» **THE TASK**: Look through the material below and show every line with the word "value".

• • • • •

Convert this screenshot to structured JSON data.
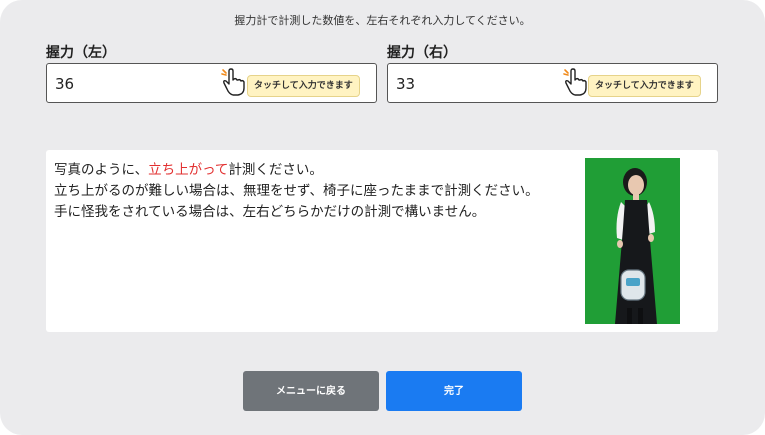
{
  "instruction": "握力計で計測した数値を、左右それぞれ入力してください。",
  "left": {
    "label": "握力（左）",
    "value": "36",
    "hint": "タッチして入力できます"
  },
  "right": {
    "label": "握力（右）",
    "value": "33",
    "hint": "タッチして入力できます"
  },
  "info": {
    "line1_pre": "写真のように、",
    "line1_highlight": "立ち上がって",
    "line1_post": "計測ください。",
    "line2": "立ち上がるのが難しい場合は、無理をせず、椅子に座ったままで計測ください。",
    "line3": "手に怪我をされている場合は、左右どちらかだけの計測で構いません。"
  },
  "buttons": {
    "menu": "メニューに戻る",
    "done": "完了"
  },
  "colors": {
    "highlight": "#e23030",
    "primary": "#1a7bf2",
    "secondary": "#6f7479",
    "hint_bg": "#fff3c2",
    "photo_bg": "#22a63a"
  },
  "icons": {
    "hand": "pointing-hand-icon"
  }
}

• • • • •

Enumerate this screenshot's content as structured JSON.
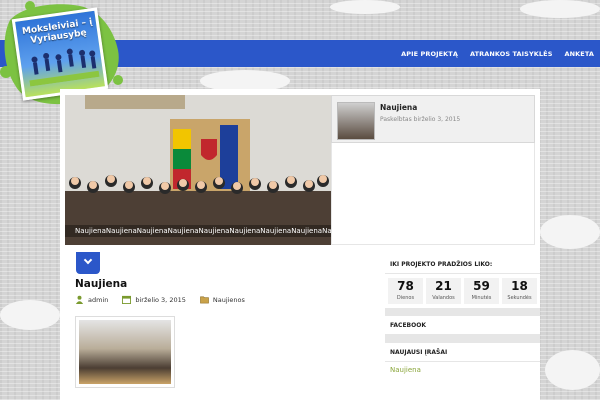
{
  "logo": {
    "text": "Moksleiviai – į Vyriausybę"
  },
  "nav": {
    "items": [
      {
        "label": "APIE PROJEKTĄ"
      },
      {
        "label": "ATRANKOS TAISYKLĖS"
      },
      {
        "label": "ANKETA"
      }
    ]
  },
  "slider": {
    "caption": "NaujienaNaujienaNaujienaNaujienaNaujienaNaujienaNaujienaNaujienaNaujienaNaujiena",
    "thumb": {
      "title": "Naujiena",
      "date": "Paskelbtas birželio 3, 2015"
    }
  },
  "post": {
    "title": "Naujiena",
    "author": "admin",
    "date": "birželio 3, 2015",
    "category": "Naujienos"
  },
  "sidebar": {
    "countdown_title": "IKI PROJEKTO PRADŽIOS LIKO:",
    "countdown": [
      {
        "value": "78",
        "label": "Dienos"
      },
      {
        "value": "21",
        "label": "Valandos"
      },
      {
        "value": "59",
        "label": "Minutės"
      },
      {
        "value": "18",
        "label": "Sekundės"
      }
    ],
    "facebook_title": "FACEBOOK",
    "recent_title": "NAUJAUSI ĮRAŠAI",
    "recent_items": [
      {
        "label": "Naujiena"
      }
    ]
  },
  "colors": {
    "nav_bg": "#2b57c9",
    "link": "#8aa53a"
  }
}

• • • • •

» **WRITTEN ANSWER**:
    "value": "36",
    "value": "33",
        "value": "78",
        "value": "21",
        "value": "59",
        "value": "18",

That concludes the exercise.